### Aim of the exercise:
If a record holds a picture, leave the picture out; return everything else exactly.

### Data to use:
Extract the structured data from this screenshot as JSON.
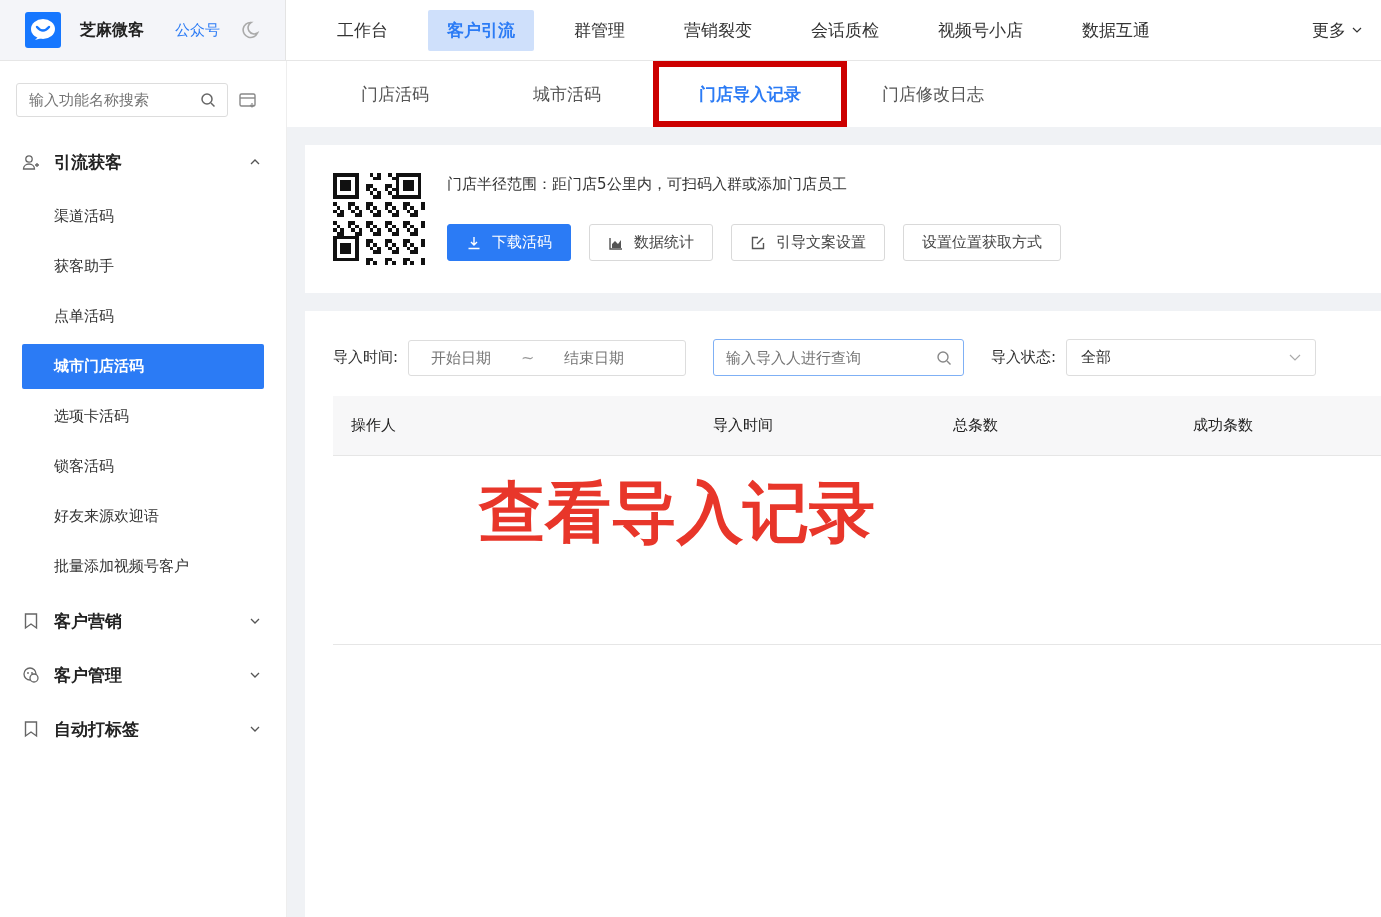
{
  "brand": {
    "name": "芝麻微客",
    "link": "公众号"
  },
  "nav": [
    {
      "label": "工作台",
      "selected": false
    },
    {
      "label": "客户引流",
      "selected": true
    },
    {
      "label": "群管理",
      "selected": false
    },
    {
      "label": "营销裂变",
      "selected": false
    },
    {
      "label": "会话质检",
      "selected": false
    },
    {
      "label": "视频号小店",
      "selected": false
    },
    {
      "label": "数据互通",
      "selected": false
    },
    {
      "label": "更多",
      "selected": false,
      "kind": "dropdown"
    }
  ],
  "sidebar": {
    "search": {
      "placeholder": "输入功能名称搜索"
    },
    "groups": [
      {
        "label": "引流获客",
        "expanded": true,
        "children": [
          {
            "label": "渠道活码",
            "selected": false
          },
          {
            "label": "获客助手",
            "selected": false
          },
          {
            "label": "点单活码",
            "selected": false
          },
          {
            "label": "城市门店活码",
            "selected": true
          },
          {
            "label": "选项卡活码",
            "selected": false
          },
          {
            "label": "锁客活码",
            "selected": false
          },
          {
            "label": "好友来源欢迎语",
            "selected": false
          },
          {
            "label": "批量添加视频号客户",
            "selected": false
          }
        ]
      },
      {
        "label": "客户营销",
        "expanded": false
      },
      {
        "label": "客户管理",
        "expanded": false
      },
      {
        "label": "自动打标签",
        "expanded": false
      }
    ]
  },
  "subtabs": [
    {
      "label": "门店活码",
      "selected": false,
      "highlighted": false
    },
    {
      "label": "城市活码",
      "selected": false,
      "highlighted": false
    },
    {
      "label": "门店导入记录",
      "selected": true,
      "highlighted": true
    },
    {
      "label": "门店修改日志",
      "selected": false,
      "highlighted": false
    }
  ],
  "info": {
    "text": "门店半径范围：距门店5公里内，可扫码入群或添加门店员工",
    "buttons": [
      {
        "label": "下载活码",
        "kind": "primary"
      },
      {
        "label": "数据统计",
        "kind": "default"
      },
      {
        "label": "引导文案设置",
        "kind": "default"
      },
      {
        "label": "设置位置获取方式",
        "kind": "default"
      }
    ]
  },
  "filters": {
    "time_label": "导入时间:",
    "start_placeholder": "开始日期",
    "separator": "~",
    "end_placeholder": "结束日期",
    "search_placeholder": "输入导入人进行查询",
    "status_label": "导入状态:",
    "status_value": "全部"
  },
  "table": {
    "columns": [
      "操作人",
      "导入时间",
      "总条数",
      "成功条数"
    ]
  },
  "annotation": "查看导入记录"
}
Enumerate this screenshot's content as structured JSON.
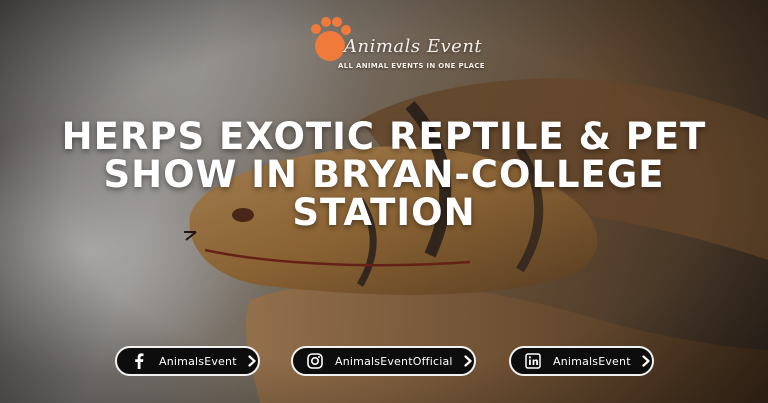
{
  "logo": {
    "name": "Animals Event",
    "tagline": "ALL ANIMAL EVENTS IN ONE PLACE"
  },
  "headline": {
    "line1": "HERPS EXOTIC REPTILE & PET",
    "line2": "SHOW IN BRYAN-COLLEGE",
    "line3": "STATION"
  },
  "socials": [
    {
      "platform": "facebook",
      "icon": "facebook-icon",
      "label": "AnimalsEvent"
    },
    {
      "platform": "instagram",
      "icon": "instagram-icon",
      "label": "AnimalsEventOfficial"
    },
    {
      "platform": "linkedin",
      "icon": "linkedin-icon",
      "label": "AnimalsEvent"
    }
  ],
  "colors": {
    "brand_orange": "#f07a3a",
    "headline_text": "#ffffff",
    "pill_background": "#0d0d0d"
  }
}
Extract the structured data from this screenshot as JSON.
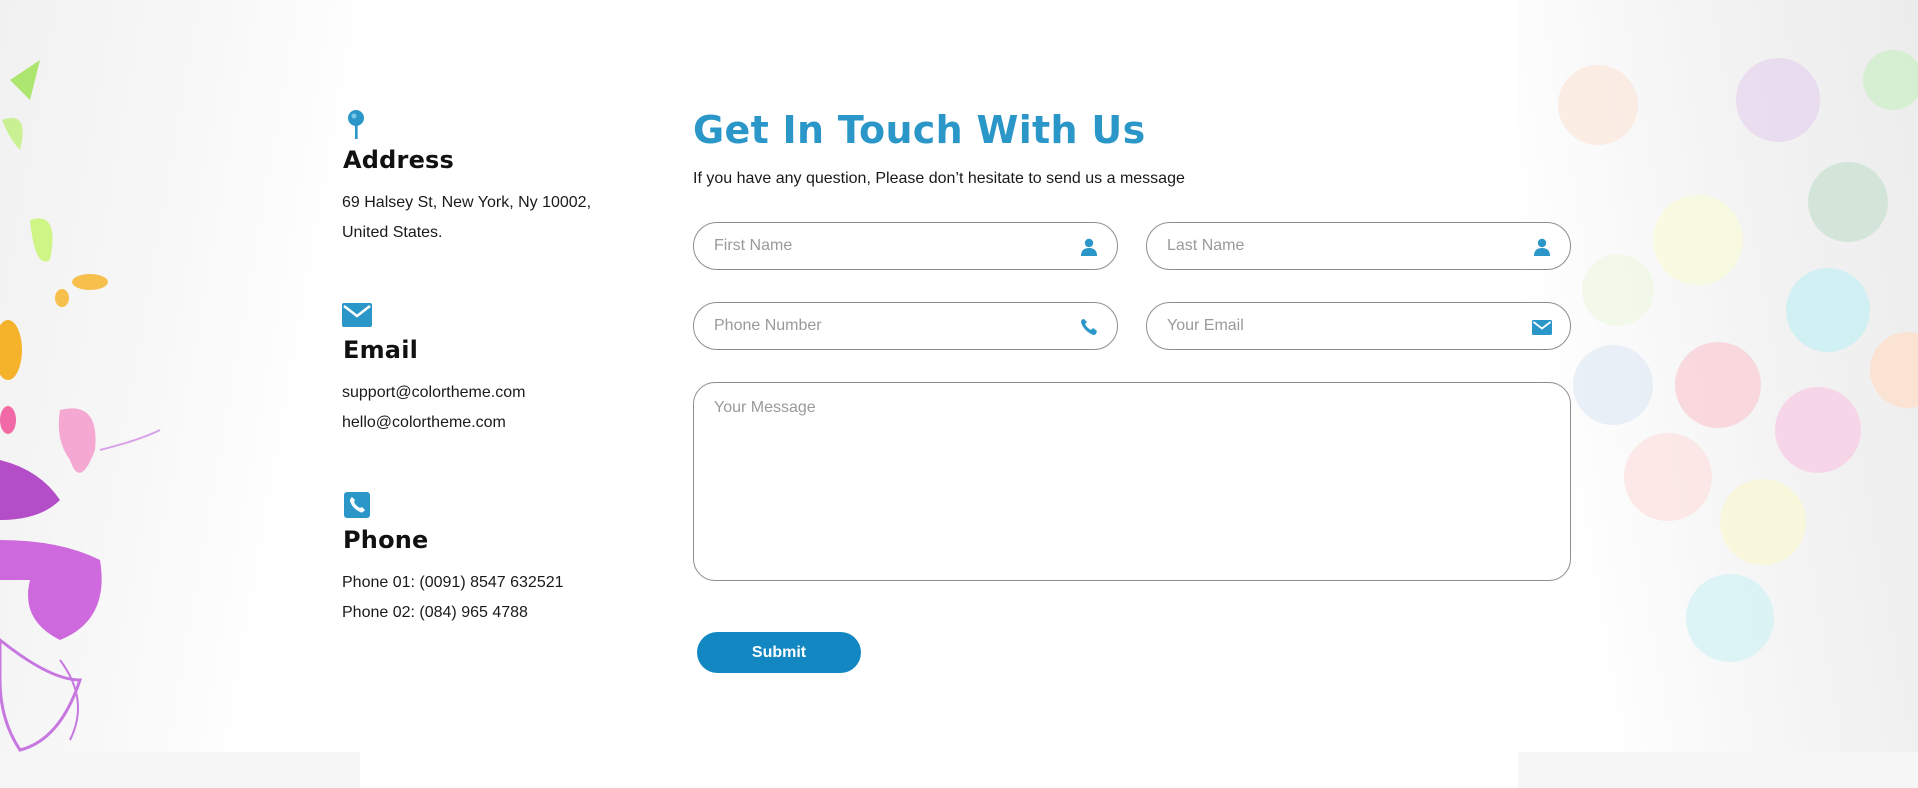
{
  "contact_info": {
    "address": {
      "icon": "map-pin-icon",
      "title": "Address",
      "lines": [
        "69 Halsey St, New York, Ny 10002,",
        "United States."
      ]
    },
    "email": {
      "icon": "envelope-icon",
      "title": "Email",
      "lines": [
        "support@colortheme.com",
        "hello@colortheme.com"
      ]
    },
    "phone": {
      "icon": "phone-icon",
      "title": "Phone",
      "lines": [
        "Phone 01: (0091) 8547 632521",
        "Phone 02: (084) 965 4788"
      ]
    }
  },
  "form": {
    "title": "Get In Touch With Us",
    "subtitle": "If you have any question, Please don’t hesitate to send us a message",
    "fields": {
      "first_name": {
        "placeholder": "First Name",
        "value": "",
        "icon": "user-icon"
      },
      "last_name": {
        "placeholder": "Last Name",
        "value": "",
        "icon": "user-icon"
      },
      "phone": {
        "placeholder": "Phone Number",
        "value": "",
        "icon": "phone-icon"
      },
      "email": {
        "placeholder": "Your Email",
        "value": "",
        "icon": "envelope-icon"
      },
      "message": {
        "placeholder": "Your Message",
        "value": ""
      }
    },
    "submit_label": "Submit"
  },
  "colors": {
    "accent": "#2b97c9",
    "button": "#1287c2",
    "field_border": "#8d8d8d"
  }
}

### Answer area:
Extract the structured data from this screenshot as JSON.
{
  "brand": {
    "name": "芝麻微客",
    "link": "公众号"
  },
  "nav": [
    {
      "label": "工作台",
      "selected": false
    },
    {
      "label": "客户引流",
      "selected": true
    },
    {
      "label": "群管理",
      "selected": false
    },
    {
      "label": "营销裂变",
      "selected": false
    },
    {
      "label": "会话质检",
      "selected": false
    },
    {
      "label": "视频号小店",
      "selected": false
    },
    {
      "label": "数据互通",
      "selected": false
    },
    {
      "label": "更多",
      "selected": false,
      "kind": "dropdown"
    }
  ],
  "sidebar": {
    "search": {
      "placeholder": "输入功能名称搜索"
    },
    "groups": [
      {
        "label": "引流获客",
        "expanded": true,
        "children": [
          {
            "label": "渠道活码",
            "selected": false
          },
          {
            "label": "获客助手",
            "selected": false
          },
          {
            "label": "点单活码",
            "selected": false
          },
          {
            "label": "城市门店活码",
            "selected": true
          },
          {
            "label": "选项卡活码",
            "selected": false
          },
          {
            "label": "锁客活码",
            "selected": false
          },
          {
            "label": "好友来源欢迎语",
            "selected": false
          },
          {
            "label": "批量添加视频号客户",
            "selected": false
          }
        ]
      },
      {
        "label": "客户营销",
        "expanded": false
      },
      {
        "label": "客户管理",
        "expanded": false
      },
      {
        "label": "自动打标签",
        "expanded": false
      }
    ]
  },
  "subtabs": [
    {
      "label": "门店活码",
      "selected": false,
      "highlighted": false
    },
    {
      "label": "城市活码",
      "selected": false,
      "highlighted": false
    },
    {
      "label": "门店导入记录",
      "selected": true,
      "highlighted": true
    },
    {
      "label": "门店修改日志",
      "selected": false,
      "highlighted": false
    }
  ],
  "info": {
    "text": "门店半径范围：距门店5公里内，可扫码入群或添加门店员工",
    "buttons": [
      {
        "label": "下载活码",
        "kind": "primary"
      },
      {
        "label": "数据统计",
        "kind": "default"
      },
      {
        "label": "引导文案设置",
        "kind": "default"
      },
      {
        "label": "设置位置获取方式",
        "kind": "default"
      }
    ]
  },
  "filters": {
    "time_label": "导入时间:",
    "start_placeholder": "开始日期",
    "separator": "~",
    "end_placeholder": "结束日期",
    "search_placeholder": "输入导入人进行查询",
    "status_label": "导入状态:",
    "status_value": "全部"
  },
  "table": {
    "columns": [
      "操作人",
      "导入时间",
      "总条数",
      "成功条数"
    ]
  },
  "annotation": "查看导入记录"
}
Enumerate this screenshot's content as structured JSON.
{
  "logo": {
    "name": "Animals Event",
    "tagline": "ALL ANIMAL EVENTS IN ONE PLACE"
  },
  "headline": {
    "line1": "HERPS EXOTIC REPTILE & PET",
    "line2": "SHOW IN BRYAN-COLLEGE",
    "line3": "STATION"
  },
  "socials": [
    {
      "platform": "facebook",
      "icon": "facebook-icon",
      "label": "AnimalsEvent"
    },
    {
      "platform": "instagram",
      "icon": "instagram-icon",
      "label": "AnimalsEventOfficial"
    },
    {
      "platform": "linkedin",
      "icon": "linkedin-icon",
      "label": "AnimalsEvent"
    }
  ],
  "colors": {
    "brand_orange": "#f07a3a",
    "headline_text": "#ffffff",
    "pill_background": "#0d0d0d"
  }
}
Extract the structured data from this screenshot as JSON.
{
  "contact_info": {
    "address": {
      "icon": "map-pin-icon",
      "title": "Address",
      "lines": [
        "69 Halsey St, New York, Ny 10002,",
        "United States."
      ]
    },
    "email": {
      "icon": "envelope-icon",
      "title": "Email",
      "lines": [
        "support@colortheme.com",
        "hello@colortheme.com"
      ]
    },
    "phone": {
      "icon": "phone-icon",
      "title": "Phone",
      "lines": [
        "Phone 01: (0091) 8547 632521",
        "Phone 02: (084) 965 4788"
      ]
    }
  },
  "form": {
    "title": "Get In Touch With Us",
    "subtitle": "If you have any question, Please don’t hesitate to send us a message",
    "fields": {
      "first_name": {
        "placeholder": "First Name",
        "value": "",
        "icon": "user-icon"
      },
      "last_name": {
        "placeholder": "Last Name",
        "value": "",
        "icon": "user-icon"
      },
      "phone": {
        "placeholder": "Phone Number",
        "value": "",
        "icon": "phone-icon"
      },
      "email": {
        "placeholder": "Your Email",
        "value": "",
        "icon": "envelope-icon"
      },
      "message": {
        "placeholder": "Your Message",
        "value": ""
      }
    },
    "submit_label": "Submit"
  },
  "colors": {
    "accent": "#2b97c9",
    "button": "#1287c2",
    "field_border": "#8d8d8d"
  }
}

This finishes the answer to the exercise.